• **EXERCISE INSTRUCTIONS**: Using the listing below, say how many lines have the string "JSON" in them, giving the number alone.

• **DATA SUPPLIED**:
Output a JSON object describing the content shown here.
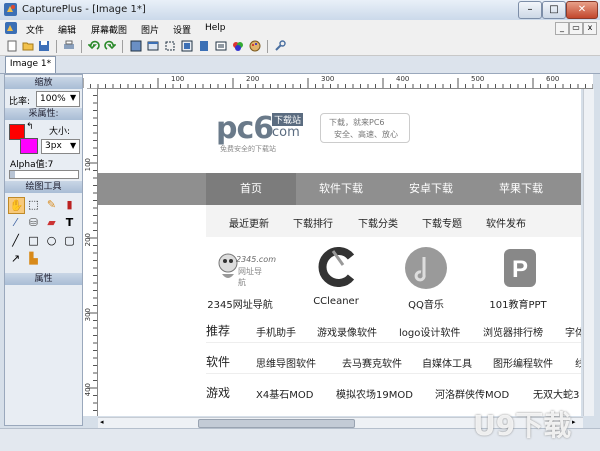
{
  "window": {
    "title": "CapturePlus - [Image 1*]"
  },
  "menu": [
    "文件",
    "编辑",
    "屏幕截图",
    "图片",
    "设置",
    "Help"
  ],
  "tab": {
    "label": "Image 1*"
  },
  "panel": {
    "scale_header": "缩放",
    "scale_label": "比率:",
    "scale_value": "100%",
    "capture_header": "采属性:",
    "size_label": "大小:",
    "stroke_value": "3px",
    "alpha_label": "Alpha值:7",
    "draw_header": "绘图工具",
    "props_header": "属性"
  },
  "colors": {
    "primary": "#ff0000",
    "secondary": "#ff00ff",
    "nav_active": "#7c7c7c",
    "nav_bg": "#8f8f8f"
  },
  "rulers": {
    "h_labels": [
      "100",
      "200",
      "300",
      "400",
      "500",
      "600"
    ],
    "v_labels": [
      "100",
      "200",
      "300",
      "400"
    ]
  },
  "site": {
    "logo_brand": "pc6",
    "logo_com": "com",
    "logo_tag": "下载站",
    "logo_slogan": "免费安全的下载站",
    "slogan_1": "下载，就来PC6",
    "slogan_2": "安全、高速、放心",
    "nav": [
      "首页",
      "软件下载",
      "安卓下载",
      "苹果下载"
    ],
    "subnav": [
      "最近更新",
      "下载排行",
      "下载分类",
      "下载专题",
      "软件发布"
    ],
    "apps": [
      {
        "name": "2345网址导航",
        "icon_text": "2345.com\n网址导航"
      },
      {
        "name": "CCleaner"
      },
      {
        "name": "QQ音乐"
      },
      {
        "name": "101教育PPT",
        "icon_text": "P"
      }
    ],
    "categories": [
      {
        "label": "推荐",
        "items": [
          "手机助手",
          "游戏录像软件",
          "logo设计软件",
          "浏览器排行榜",
          "字体"
        ]
      },
      {
        "label": "软件",
        "items": [
          "思维导图软件",
          "去马赛克软件",
          "自媒体工具",
          "图形编程软件",
          "线"
        ]
      },
      {
        "label": "游戏",
        "items": [
          "X4基石MOD",
          "模拟农场19MOD",
          "河洛群侠传MOD",
          "无双大蛇3"
        ]
      }
    ]
  },
  "watermark": "U9下载"
}
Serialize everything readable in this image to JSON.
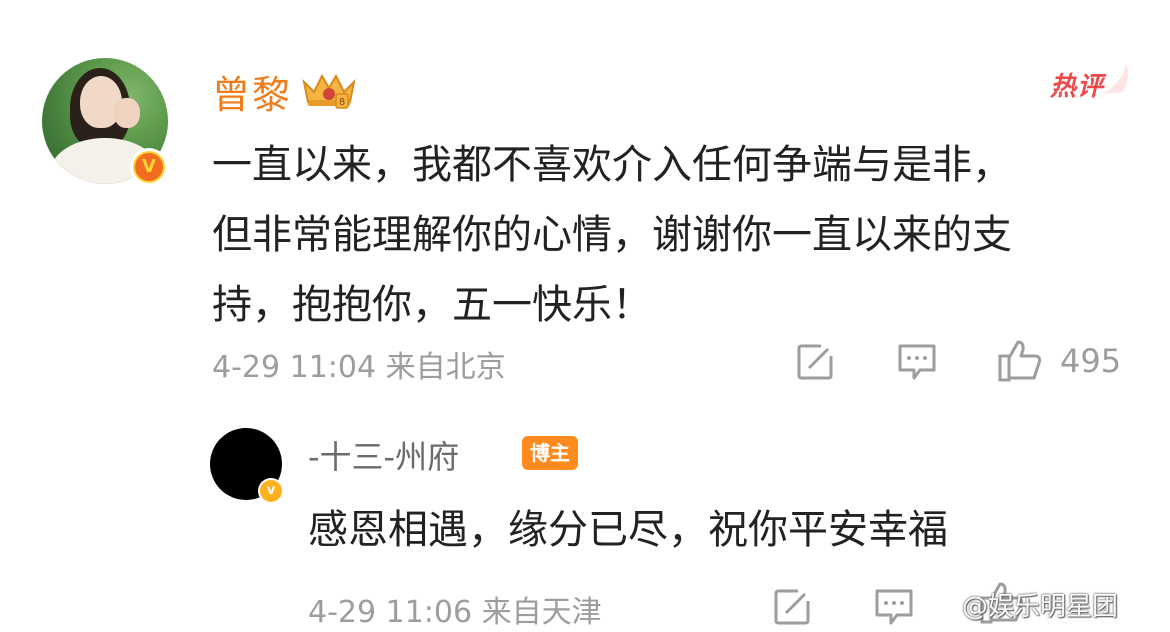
{
  "comment": {
    "author": "曾黎",
    "verified_badge": "V",
    "hot_tag": "热评",
    "lines": [
      "一直以来，我都不喜欢介入任何争端与是非，",
      "但非常能理解你的心情，谢谢你一直以来的支",
      "持，抱抱你，五一快乐！"
    ],
    "meta": "4-29 11:04 来自北京",
    "like_count": "495",
    "icons": {
      "share": "edit-share-icon",
      "comment": "comment-icon",
      "like": "thumbs-up-icon",
      "crown": "crown-badge-icon"
    }
  },
  "reply": {
    "author": "-十三-州府",
    "role_badge": "博主",
    "verified_badge": "v",
    "text": "感恩相遇，缘分已尽，祝你平安幸福",
    "meta": "4-29 11:06 来自天津"
  },
  "watermark": "@娱乐明星团",
  "colors": {
    "author_name": "#f07c1c",
    "hot_tag": "#ee4a4a",
    "meta_text": "#9d9d9d",
    "bozhu_badge": "#ff8a1e",
    "verified_orange": "#f26d1e"
  }
}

• **EXERCISE RESULT**: 2